So, to sum up, MT are going to compete on Blogger's ground of being easy to use and Blogger are going to compete on MT's ground of actually working. Things are about to get very interesting in the Blogosphere.

May 18, 2003

How to blog
Patrick Crozier

I'd forgotten this rule:

One burst of concentration: one blog posting
Don't try to write great long screeds - unless you are used to it. Get the thought down and fire away.

February 25, 2003

Back in the saddle
Patrick Crozier

It was a bad week to be both ill and moving house. Not only did we see the introduction of the "Congestion" (in reality and anti-car) Charge to Central London - a truly landmark development - but the BBC also broadcast a Panorama special on transport - something I hope to comment on as soon as they have the on-line transcript up and running.

I thought it would be a case of jumping back into the saddle once the dust had settled but the break and the gearing up brought back to the fore many of my usual blogging traumas.

First of all, there's all the stuff I want to write. A lot of it is about transport - but a lot of it isn't. So, what should I do with all the non-transport stuff? CrozierVision, Samizdata or both? And in what order should I do it? Do I regard TransportBlog as the main deal or should I say "To Hell with it" and do what I like?

And then there's the tyranny of blogging. The whole point of blogging (originally at least) was that it made it easy to maintain a web site. And it made it possible to get things off your chest - those great thoughts that otherwise would die with you. Right, fine, but the problem is the tremendous pressure to to do Something Every Day (SED). Brian Micklethwait openly acknowledges this and tries (successfully so far) to produce at least one new piece every day. But even he admits it can be a strain. Meanwhile many others have found the pressure all too much and had hiatuses or given up blogging altogether.

Not only is SED tough but it has damaging side effects. Because if you are spending a lot of time churning out average stuff you have less time to produce Good Stuff.

I am a great believer in Good Stuff, nuggets of gold and silver bullets. Good Stuff can come in all shapes and sizes: from single lines to whole pamphlets (though rarely books). Sometimes it is as a result of pure inspiration but more often than not it requires hard work. Actually, I suspect the inspirational stuff is usually the result of many hours of quiet contemplation.

Good Stuff matters. It is the stuff that is going to convert the unconverted and inspire the existing believers. [Incidentally, I am a great believer in preaching to the converted - people need the company and support of the like-minded.]

But Good Stuff cannot be written to order. At least it can't by me. It is something that comes out of moments of clarity - moments that by their very nature cannot be timetabled.

Good Stuff also demands a different distribution system. Blogged material is distributed by date. Good, bad or indifferent, the stuff that gets flagged up is the most recent. But Good Stuff isn't like that. The best stuff is literally timeless. It needs to be flagged up by category and personal recommendation.

How we go about that and what I should do in the meantime I simply don't know.

November 12, 2002

Blogging will be light over
Patrick Crozier

Blogging will be light over the next few days.

October 16, 2002

Patrick Crozier
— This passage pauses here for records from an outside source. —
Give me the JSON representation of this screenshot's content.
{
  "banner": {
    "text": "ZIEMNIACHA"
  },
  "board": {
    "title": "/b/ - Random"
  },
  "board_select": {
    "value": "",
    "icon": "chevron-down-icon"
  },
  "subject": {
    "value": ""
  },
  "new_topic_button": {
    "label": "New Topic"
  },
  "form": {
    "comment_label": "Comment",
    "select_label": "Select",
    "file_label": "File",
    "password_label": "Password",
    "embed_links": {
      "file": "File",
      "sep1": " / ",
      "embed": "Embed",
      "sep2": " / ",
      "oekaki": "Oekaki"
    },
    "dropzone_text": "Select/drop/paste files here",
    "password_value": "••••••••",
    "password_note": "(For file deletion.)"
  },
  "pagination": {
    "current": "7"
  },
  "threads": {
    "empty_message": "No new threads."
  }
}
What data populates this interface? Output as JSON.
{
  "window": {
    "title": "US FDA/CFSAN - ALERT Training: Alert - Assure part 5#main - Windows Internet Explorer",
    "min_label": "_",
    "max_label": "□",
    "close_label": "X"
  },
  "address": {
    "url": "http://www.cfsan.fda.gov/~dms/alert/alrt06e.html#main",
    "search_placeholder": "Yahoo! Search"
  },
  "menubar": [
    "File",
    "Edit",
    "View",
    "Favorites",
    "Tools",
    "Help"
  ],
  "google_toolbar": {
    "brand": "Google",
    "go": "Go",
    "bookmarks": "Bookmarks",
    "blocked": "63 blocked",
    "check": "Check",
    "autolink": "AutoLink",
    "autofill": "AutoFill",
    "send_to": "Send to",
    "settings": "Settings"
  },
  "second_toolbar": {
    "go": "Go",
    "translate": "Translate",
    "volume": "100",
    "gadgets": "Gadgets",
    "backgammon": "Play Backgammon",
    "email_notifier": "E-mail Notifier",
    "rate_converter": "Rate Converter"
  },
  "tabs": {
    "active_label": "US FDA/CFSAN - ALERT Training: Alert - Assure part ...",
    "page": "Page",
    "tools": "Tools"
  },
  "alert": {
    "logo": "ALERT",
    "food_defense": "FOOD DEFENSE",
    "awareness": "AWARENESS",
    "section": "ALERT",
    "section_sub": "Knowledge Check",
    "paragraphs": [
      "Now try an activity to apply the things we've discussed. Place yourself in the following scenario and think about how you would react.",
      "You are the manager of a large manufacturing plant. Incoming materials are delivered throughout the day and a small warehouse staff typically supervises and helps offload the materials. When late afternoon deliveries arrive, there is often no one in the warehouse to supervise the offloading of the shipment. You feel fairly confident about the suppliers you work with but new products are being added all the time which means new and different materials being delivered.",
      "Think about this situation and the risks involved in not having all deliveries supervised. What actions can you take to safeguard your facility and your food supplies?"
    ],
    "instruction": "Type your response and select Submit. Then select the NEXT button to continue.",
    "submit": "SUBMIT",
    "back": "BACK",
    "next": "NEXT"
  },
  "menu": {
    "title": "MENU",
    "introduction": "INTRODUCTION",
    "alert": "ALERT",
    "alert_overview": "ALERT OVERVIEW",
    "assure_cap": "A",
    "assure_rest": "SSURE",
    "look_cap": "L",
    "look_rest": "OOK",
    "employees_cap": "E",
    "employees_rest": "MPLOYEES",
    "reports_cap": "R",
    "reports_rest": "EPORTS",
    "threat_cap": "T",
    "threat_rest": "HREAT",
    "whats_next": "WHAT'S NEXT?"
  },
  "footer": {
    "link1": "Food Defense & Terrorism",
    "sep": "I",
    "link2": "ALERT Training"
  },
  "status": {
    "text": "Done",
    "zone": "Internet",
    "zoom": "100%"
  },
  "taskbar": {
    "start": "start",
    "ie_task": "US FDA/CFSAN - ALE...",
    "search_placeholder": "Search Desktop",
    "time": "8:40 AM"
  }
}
After quite a lot of soul searching/complaints I have decided to close down TBHN and re-open CrozierVision. CrozierVision is now going to be just like any other blog so that means that TBHN is redundant. In the end it came down to the name and the look of the site and CrozierVision won on both counts.

Here we go again
Patrick Crozier

After a lot of thought and consultation, and let's face it, orders from on high, I have decided to re-open CrozierVision. It is going to be in a rather different format though. It isn't going to pretend to be a TV channel (except occasionally) and it isn't going to be a digest blog. No, it's just going to be like any other blog - the only difference being that I am writing it.